Across the material below, say how many lines contain the string "chevron", and add no other words.

### Supplied records
______

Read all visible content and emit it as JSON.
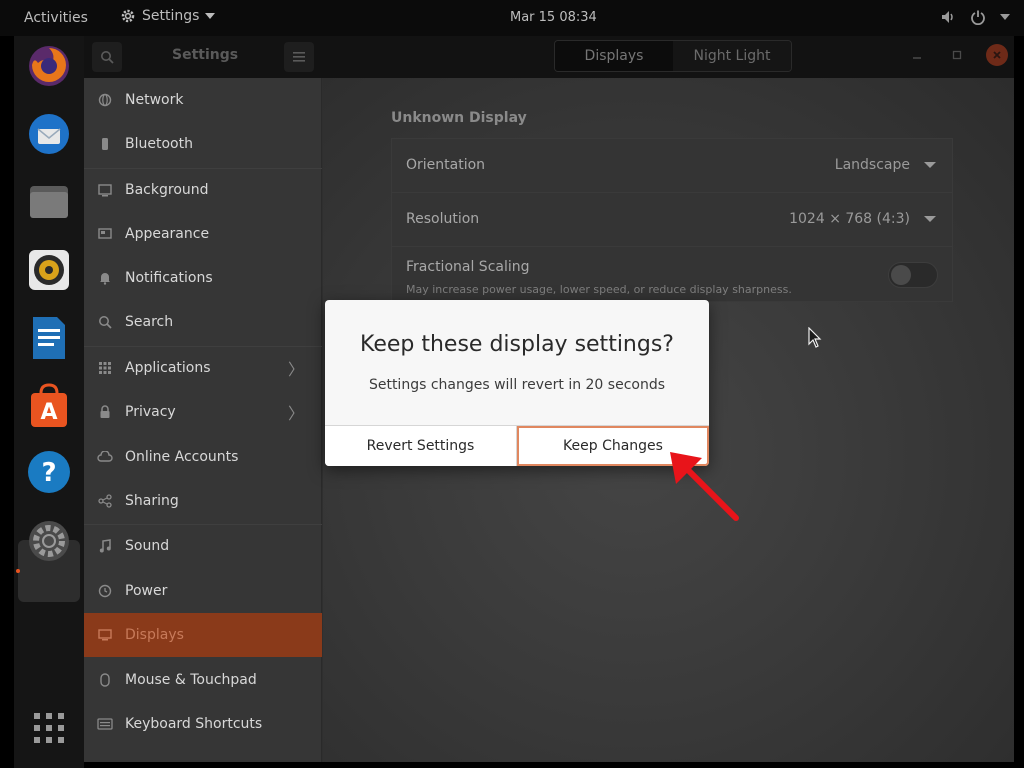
{
  "topbar": {
    "activities": "Activities",
    "app_name": "Settings",
    "clock": "Mar 15  08:34",
    "tray_icons": [
      "volume-icon",
      "power-icon",
      "chevron-down-icon"
    ]
  },
  "dock": {
    "apps": [
      "firefox",
      "thunderbird",
      "files",
      "rhythmbox",
      "writer",
      "software",
      "help",
      "settings",
      "show-apps"
    ],
    "active_app": "settings"
  },
  "window": {
    "title": "Settings",
    "tabs": [
      {
        "label": "Displays",
        "active": true
      },
      {
        "label": "Night Light",
        "active": false
      }
    ]
  },
  "sidebar": {
    "items": [
      {
        "label": "Network",
        "icon": "network-icon"
      },
      {
        "label": "Bluetooth",
        "icon": "bluetooth-icon"
      },
      {
        "label": "Background",
        "icon": "background-icon"
      },
      {
        "label": "Appearance",
        "icon": "appearance-icon"
      },
      {
        "label": "Notifications",
        "icon": "bell-icon"
      },
      {
        "label": "Search",
        "icon": "search-icon"
      },
      {
        "label": "Applications",
        "icon": "apps-grid-icon",
        "has_submenu": true
      },
      {
        "label": "Privacy",
        "icon": "lock-icon",
        "has_submenu": true
      },
      {
        "label": "Online Accounts",
        "icon": "cloud-icon"
      },
      {
        "label": "Sharing",
        "icon": "share-icon"
      },
      {
        "label": "Sound",
        "icon": "music-note-icon"
      },
      {
        "label": "Power",
        "icon": "power-icon"
      },
      {
        "label": "Displays",
        "icon": "display-icon",
        "selected": true
      },
      {
        "label": "Mouse & Touchpad",
        "icon": "mouse-icon"
      },
      {
        "label": "Keyboard Shortcuts",
        "icon": "keyboard-icon"
      }
    ]
  },
  "main": {
    "display_name": "Unknown Display",
    "orientation": {
      "label": "Orientation",
      "value": "Landscape"
    },
    "resolution": {
      "label": "Resolution",
      "value": "1024 × 768 (4:3)"
    },
    "fractional_scaling": {
      "label": "Fractional Scaling",
      "description": "May increase power usage, lower speed, or reduce display sharpness.",
      "enabled": false
    }
  },
  "dialog": {
    "title": "Keep these display settings?",
    "message": "Settings changes will revert in 20 seconds",
    "revert_label": "Revert Settings",
    "keep_label": "Keep Changes",
    "countdown_seconds": 20
  },
  "colors": {
    "accent": "#e95420",
    "annotation_arrow": "#e8141a",
    "keep_button_border": "#e0875f"
  }
}
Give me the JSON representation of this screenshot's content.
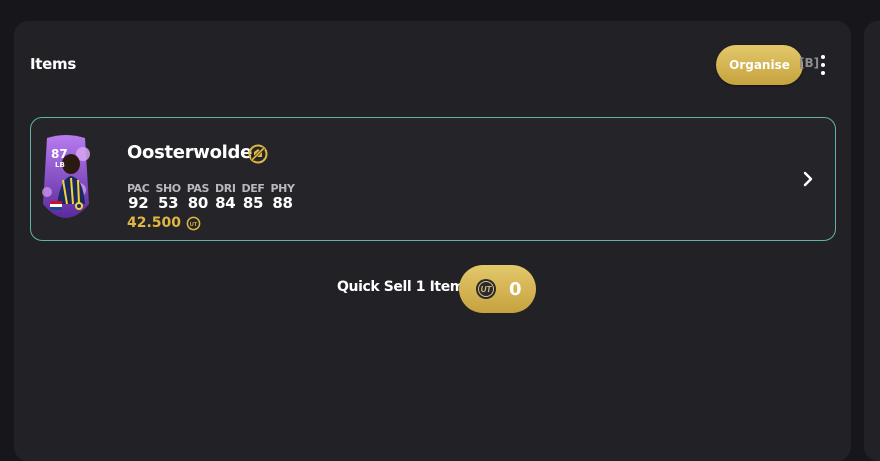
{
  "panel": {
    "title": "Items",
    "organise_label": "Organise",
    "hotkey": "[B]",
    "menu_icon": "kebab-menu-icon"
  },
  "item": {
    "rating": "87",
    "position": "LB",
    "name": "Oosterwolde",
    "badge_icon": "untradeable-icon",
    "stats": [
      {
        "label": "PAC",
        "value": "92"
      },
      {
        "label": "SHO",
        "value": "53"
      },
      {
        "label": "PAS",
        "value": "80"
      },
      {
        "label": "DRI",
        "value": "84"
      },
      {
        "label": "DEF",
        "value": "85"
      },
      {
        "label": "PHY",
        "value": "88"
      }
    ],
    "price": "42.500",
    "price_icon": "coin-icon"
  },
  "quick_sell": {
    "label": "Quick Sell 1 Item",
    "value": "0",
    "icon": "coin-icon"
  },
  "colors": {
    "background": "#17161b",
    "panel": "#222126",
    "gold": "#e0b741",
    "row_border": "#5fb3aa",
    "card_purple": "#8a4fd0"
  }
}
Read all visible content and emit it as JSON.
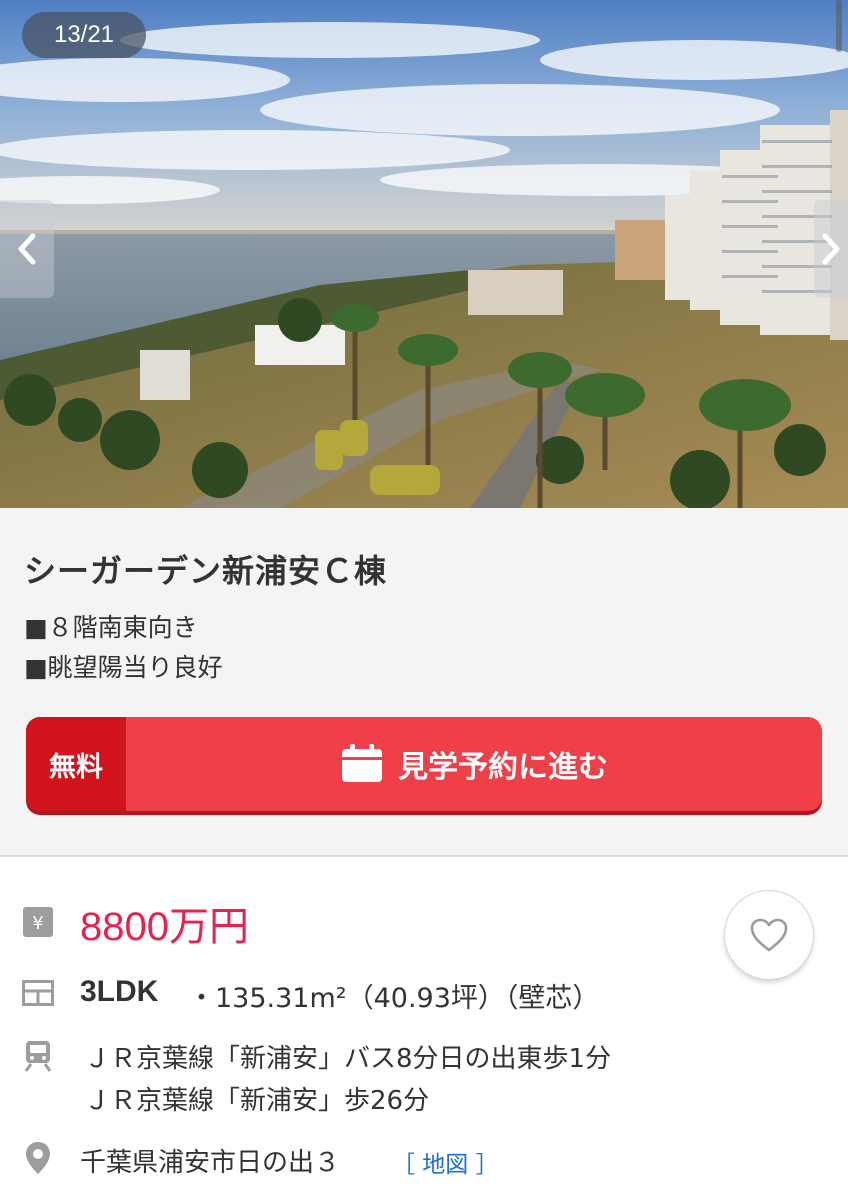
{
  "gallery": {
    "counter": "13/21",
    "prev_icon": "chevron-left-icon",
    "next_icon": "chevron-right-icon"
  },
  "listing": {
    "title": "シーガーデン新浦安Ｃ棟",
    "features": [
      "■８階南東向き",
      "■眺望陽当り良好"
    ]
  },
  "cta": {
    "free_label": "無料",
    "label": "見学予約に進む",
    "icon": "calendar-icon"
  },
  "details": {
    "price": "8800万円",
    "layout": "3LDK",
    "area": "・135.31m²（40.93坪）（壁芯）",
    "access": [
      "ＪＲ京葉線「新浦安」バス8分日の出東歩1分",
      "ＪＲ京葉線「新浦安」歩26分"
    ],
    "address": "千葉県浦安市日の出３",
    "map_link": "［ 地図 ］",
    "favorite_icon": "heart-icon"
  },
  "colors": {
    "accent_red": "#ef3f48",
    "free_badge_red": "#d0131d",
    "price_pink": "#e6224f",
    "link_blue": "#1f6fd1"
  }
}
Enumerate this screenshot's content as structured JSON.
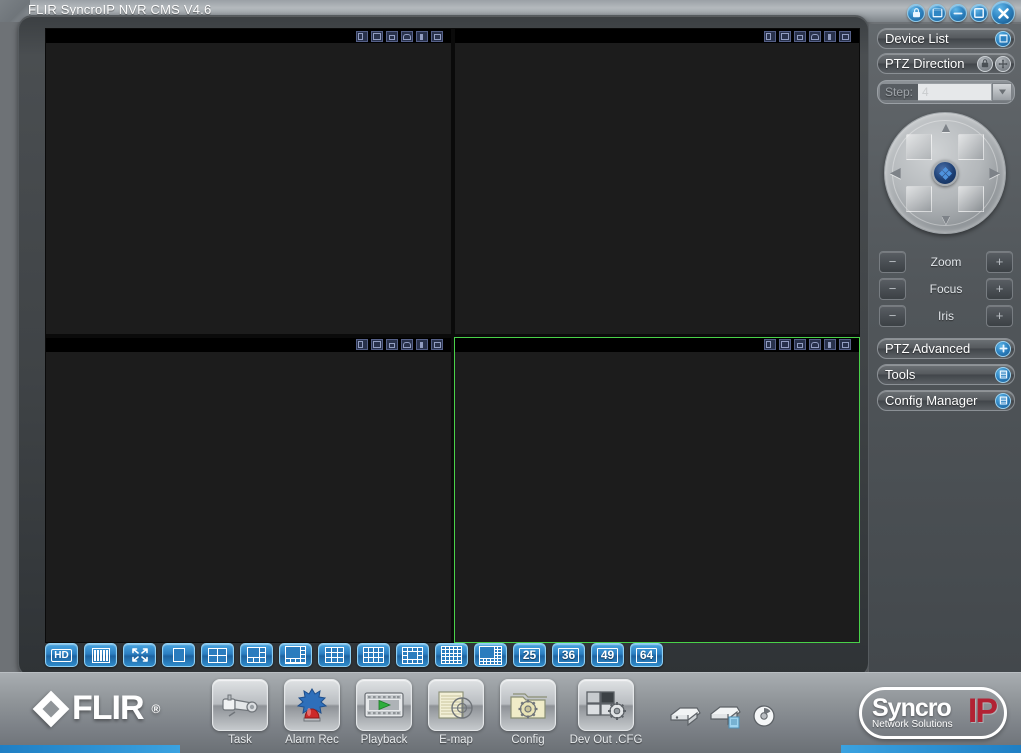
{
  "window": {
    "title": "FLIR SyncroIP NVR CMS  V4.6",
    "controls": [
      {
        "name": "lock-button",
        "glyph": "A"
      },
      {
        "name": "screen-button",
        "glyph": "▣"
      },
      {
        "name": "minimize-button",
        "glyph": "—"
      },
      {
        "name": "maximize-button",
        "glyph": "□"
      },
      {
        "name": "close-button",
        "glyph": "✕"
      }
    ]
  },
  "video": {
    "panel_toolbar_icons": [
      "snapshot-icon",
      "record-icon",
      "instant-playback-icon",
      "ptz-icon",
      "audio-icon",
      "close-panel-icon"
    ],
    "panels": [
      {
        "id": "panel-1",
        "selected": false,
        "stream": ""
      },
      {
        "id": "panel-2",
        "selected": false,
        "stream": ""
      },
      {
        "id": "panel-3",
        "selected": false,
        "stream": ""
      },
      {
        "id": "panel-4",
        "selected": true,
        "stream": ""
      }
    ],
    "selection_color": "#49d149"
  },
  "layout_toolbar": {
    "buttons": [
      {
        "name": "hd-button",
        "label": "HD",
        "kind": "text"
      },
      {
        "name": "bars-button",
        "label": "",
        "kind": "bars"
      },
      {
        "name": "fullscreen-button",
        "label": "",
        "kind": "expand"
      },
      {
        "name": "layout-1-button",
        "label": "1",
        "kind": "grid",
        "cols": 1,
        "rows": 1
      },
      {
        "name": "layout-4-button",
        "label": "4",
        "kind": "grid",
        "cols": 2,
        "rows": 2
      },
      {
        "name": "layout-6-button",
        "label": "6",
        "kind": "grid",
        "cols": 3,
        "rows": 3
      },
      {
        "name": "layout-8-button",
        "label": "8",
        "kind": "grid",
        "cols": 4,
        "rows": 3
      },
      {
        "name": "layout-9-button",
        "label": "9",
        "kind": "grid",
        "cols": 4,
        "rows": 4
      },
      {
        "name": "layout-12-button",
        "label": "12",
        "kind": "grid",
        "cols": 3,
        "rows": 3
      },
      {
        "name": "layout-13-button",
        "label": "13",
        "kind": "grid",
        "cols": 4,
        "rows": 4
      },
      {
        "name": "layout-16-button",
        "label": "16",
        "kind": "grid",
        "cols": 5,
        "rows": 5
      },
      {
        "name": "layout-20-button",
        "label": "20",
        "kind": "grid",
        "cols": 6,
        "rows": 6
      },
      {
        "name": "layout-25-button",
        "label": "25",
        "kind": "num"
      },
      {
        "name": "layout-36-button",
        "label": "36",
        "kind": "num"
      },
      {
        "name": "layout-49-button",
        "label": "49",
        "kind": "num"
      },
      {
        "name": "layout-64-button",
        "label": "64",
        "kind": "num"
      }
    ],
    "numeric_labels": {
      "b25": "25",
      "b36": "36",
      "b49": "49",
      "b64": "64"
    }
  },
  "sidebar": {
    "device_list": {
      "label": "Device List",
      "icon": "window-icon"
    },
    "ptz_direction": {
      "label": "PTZ Direction",
      "icon_lock": "lock-icon",
      "icon_move": "move-icon"
    },
    "step": {
      "label": "Step:",
      "value": "4",
      "placeholder": "4"
    },
    "ptz_pad": {
      "name": "ptz-joystick",
      "center": "ptz-center-button",
      "arrows": {
        "north": "▲",
        "south": "▼",
        "west": "◀",
        "east": "▶"
      }
    },
    "ptz_controls": [
      {
        "name": "zoom",
        "label": "Zoom",
        "minus": "−",
        "plus": "+"
      },
      {
        "name": "focus",
        "label": "Focus",
        "minus": "−",
        "plus": "+"
      },
      {
        "name": "iris",
        "label": "Iris",
        "minus": "−",
        "plus": "+"
      }
    ],
    "ptz_advanced": {
      "label": "PTZ Advanced",
      "icon": "plus-icon"
    },
    "tools": {
      "label": "Tools",
      "icon": "list-icon"
    },
    "config_manager": {
      "label": "Config Manager",
      "icon": "list-icon"
    }
  },
  "taskbar": {
    "brand": "FLIR",
    "brand_mark": "®",
    "buttons": [
      {
        "name": "task-button",
        "label": "Task",
        "icon": "camera-icon"
      },
      {
        "name": "alarm-button",
        "label": "Alarm Rec",
        "icon": "alarm-light-icon"
      },
      {
        "name": "playback-button",
        "label": "Playback",
        "icon": "film-play-icon"
      },
      {
        "name": "emap-button",
        "label": "E-map",
        "icon": "map-icon"
      },
      {
        "name": "config-button",
        "label": "Config",
        "icon": "gear-folder-icon"
      },
      {
        "name": "devout-button",
        "label": "Dev Out .CFG",
        "icon": "grid-gear-icon"
      }
    ],
    "status_icons": [
      "disk-icon",
      "disk-record-icon",
      "cd-icon"
    ],
    "syncro_logo": {
      "line1": "Syncro",
      "line2": "Network Solutions",
      "mark": "IP"
    }
  },
  "colors": {
    "accent_blue": "#2f86c4",
    "panel_bg": "#1c1c1c",
    "selection_green": "#49d149",
    "syncro_red": "#b22234"
  }
}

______

### Output
3